The President of African Development Bank (AfDB), Dr Akinwumi Adesina has said that high taxes imposed on airlines by government agencies was a major challenge dwarfing the growth and development of air transport in Africa. This according to him, explains why the region loses about 80 percent of its market to foreign airlines.

Adesina who spoke at the International World Aviation Forum (IWAF) organised by the International Civil Aviation Organisation (ICAO) and the federal government said it costs much more to travel in Africa than any other part of the world by air and that has undermined the growth of the sector in the region, thus denying the continent thousands of more jobs that would have been created by the aviation industry.

He said: “The cost of air travel in Africa remains exorbitantly high and is 200 percent more than costs in the European Union and 250 percent higher than in India for similar distances.

“A big part of this is the very high taxes, fees, and levies that are charged in Africa. For example, it costs $128 to fly between London and Rome, but $597 to fly between Abidjan and Niamey, a shorter distance. And just to go from Johannesburg in South Africa, to next door neighbor Lilongwe in Malawi, the cost is $406, which again, is a much shorter distance than from London to Rome.

“If you require another example of this serious imbalance, consider for a moment that taxes paid for a Lagos to Kinshasa ticket amounts to $397 which is 300 percent higher than the total air travel costs between London and Rome.
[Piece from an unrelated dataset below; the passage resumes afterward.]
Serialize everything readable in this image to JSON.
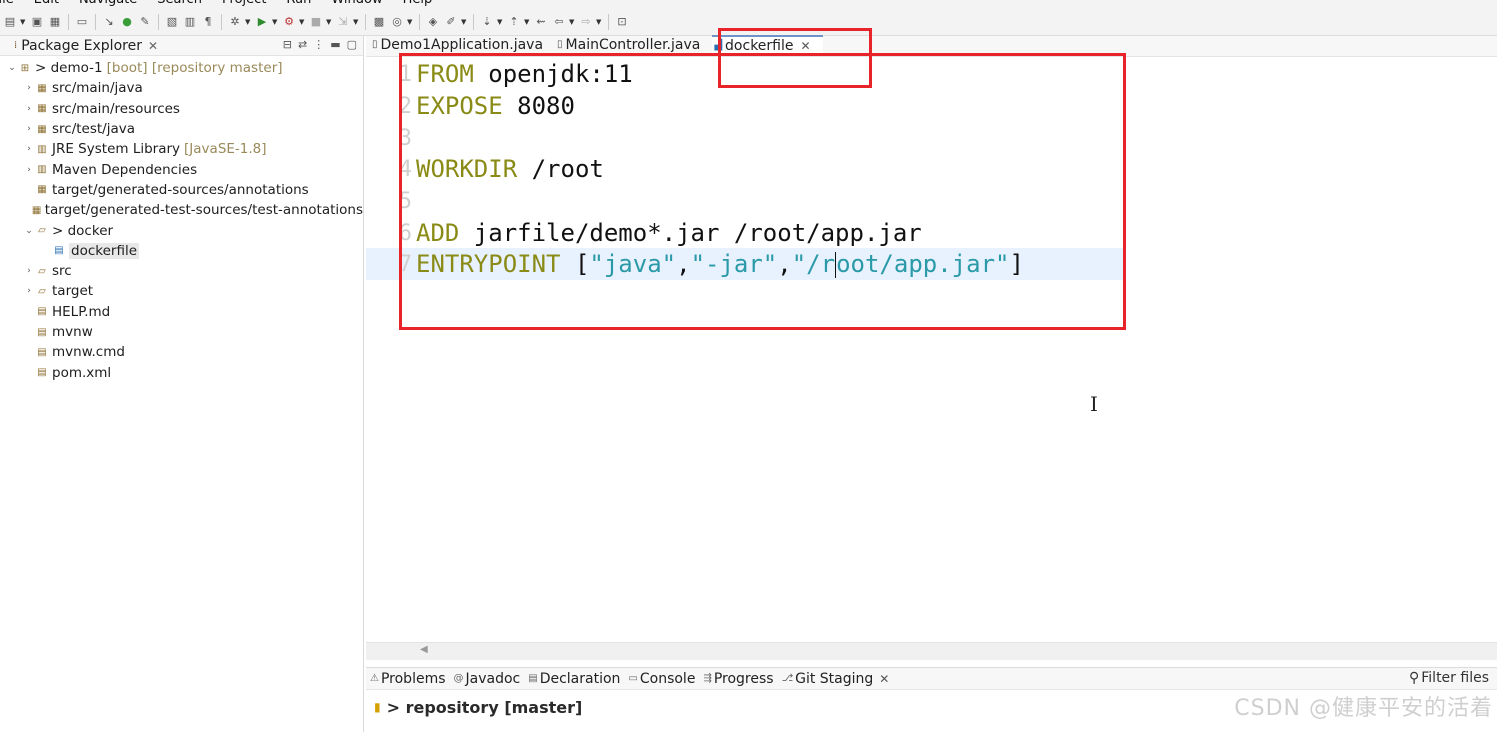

And that’s just the taxes alone.”

He also lamented that Africa’s aviation growth is held back by very restrictive regulatory environments which limit market size, profitability, and drive up costs, noting that a study by the International Air Transport Association (IATA) shows that liberalising aviation markets through open skies for 12 African countries alone would increase annual GDP by $1.3 billion and create an additional 150,000 jobs, remarking that essentially, open skies meant more jobs and increased trade and investments.

The President of AfDB said that the bank would support the development of airport infrastructure in the region, noting that aviation is the key to economic surge in the continent and therefore must be supported and developed.
“The aviation sector is especially important as it opens up doors to investors. Very few invest where it’s difficult to travel to. That’s why ease of access via air travel is strongly correlated to economic growth.

Air transport promotes trade, investments and tourism, and boosts economic growth. Today, Africa’s aviation industry adds $73 billion to the continent’s annual GDP and employs about seven million people – an average 130,000 people per country in Africa. And that’s a lot!,” Adesina said.

He noted that with rapid economic growth, increasing population, urbanisation and income growth for the middle class, the aviation industry is projected to grow by five percent annually for the next 20 years, adding that from serving 120 million passengers in 2015, the industry would triple and serve over 300 million passengers by 2035.

“We need to develop airport terminal capacity to expand passenger growth, develop regional aviation hubs to improve connectivity, and upgrade air navigational services and air traffic control to improve safety. Modern and cheaper technologies such as the satellite based air navigation services now preclude the need for ground infrastructure, and make it possible to serve remote areas with radars. We must also develop within Africa, aircraft maintenance services and strengthen regional and sub-regional aviation safety agencies,” he said.

Adesina said that Africa needs to procure about 970 jets and 700 turboprops over the next 20 years, so the financing needs would exceed $150 billion, adding that African aviation needs fleet modernisation, efficiencies, better connectivity and much improved quality of services for an exponential growth in the number of passengers.